Evan Chambers' work The Old Burying Ground - in a new arrangement for soprano, folksinger, violin, clarinet, and piano - consists of settings of tombstone texts from two cemeteries in New Hampshire, embodying the hopes, sufferings, and transcendent hope of a community.
The Old Burying Ground consists of settings of epitaphs on tombstones that Evan Chambers gathered in Jaffrey Center NH in 1998, and on a trip to Portsmouth NH in 2003. Always drawn to cemeteries – walking in them for many years, Chambers made a meditation of reflecting upon how lives appear and disappear in this world. Even the barest information provided on a gravestone provides an excellent opportunity to confront both the inevitability and the simple fact of death, which is one of the central truths of life on earth. The gravestones in New Hampshire seem to be particularly compelling, though, and often directly challenge the reader to engage with the sometimes frightening, sometimes more peaceful aspects of our mortality and the grief we leave behind when we die.
Chambers had a teacher once who insisted that to sing for someone didn't mean simply to sing while someone listened, but rather to sing for them, or in their stead. This carries the idea of putting yourself in someone else's place, and the singer in these pieces does, in fact, stand in for people who have been dead quite a long time. When imagining the voice that these early 19th century residents of rural New Hampshire would sing with, it was hard for Chambers to imagine them breaking out into song in the voice of an Italian bel canto Tenor. Needing to find a style of writing that would create a feeling of naturalness, he wrote the songs to be sung by a Singer of any stripe, although the songs are informed by a mixture of a number of styles ranging from Anglo-Irish balladry to 70’s pop music. In spite of the span of time across which these messages reach us, there is not so much to separate us from these voices coming up out of the ground. We are headed for the same place after all – this fact may provide the warnings and comforts offered herein with an unexpected urgency and currency.

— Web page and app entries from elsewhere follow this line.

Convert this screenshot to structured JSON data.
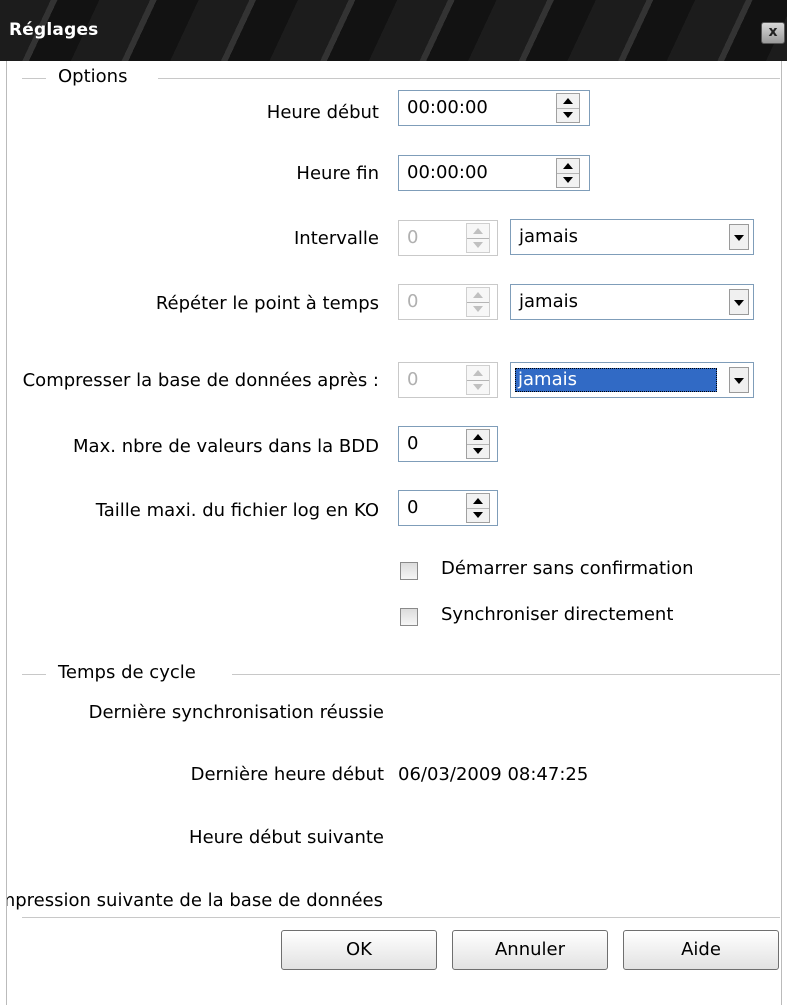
{
  "window": {
    "title": "Réglages",
    "close_glyph": "x"
  },
  "options": {
    "group_label": "Options",
    "heure_debut": {
      "label": "Heure début",
      "value": "00:00:00"
    },
    "heure_fin": {
      "label": "Heure fin",
      "value": "00:00:00"
    },
    "intervalle": {
      "label": "Intervalle",
      "value": "0",
      "unit": "jamais"
    },
    "repeter": {
      "label": "Répéter le point à temps",
      "value": "0",
      "unit": "jamais"
    },
    "compresser": {
      "label": "Compresser la base de données après :",
      "value": "0",
      "unit": "jamais"
    },
    "max_valeurs": {
      "label": "Max. nbre de valeurs dans la BDD",
      "value": "0"
    },
    "taille_log": {
      "label": "Taille maxi. du fichier log en KO",
      "value": "0"
    },
    "demarrer": {
      "label": "Démarrer sans confirmation",
      "checked": false
    },
    "synchroniser": {
      "label": "Synchroniser directement",
      "checked": false
    }
  },
  "cycle": {
    "group_label": "Temps de cycle",
    "derniere_sync": {
      "label": "Dernière synchronisation réussie",
      "value": ""
    },
    "derniere_heure": {
      "label": "Dernière heure début",
      "value": "06/03/2009 08:47:25"
    },
    "heure_suivante": {
      "label": "Heure début suivante",
      "value": ""
    },
    "compression_suivante": {
      "label": "Compression suivante de la base de données",
      "value": ""
    }
  },
  "buttons": {
    "ok": "OK",
    "cancel": "Annuler",
    "help": "Aide"
  },
  "colors": {
    "titlebar": "#1c1c1c",
    "selection": "#316ac5",
    "field_border": "#7f9db9"
  }
}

This chamber version of the work was commissioned by HAVEN and violinist Carolyn Stuart in 2018. The first set of piano/vocal songs was completed in 2003, the second in 2007. An orchestral version of the songs was premiered in December 2007, and released on Dorian Sono Luminus in 2010.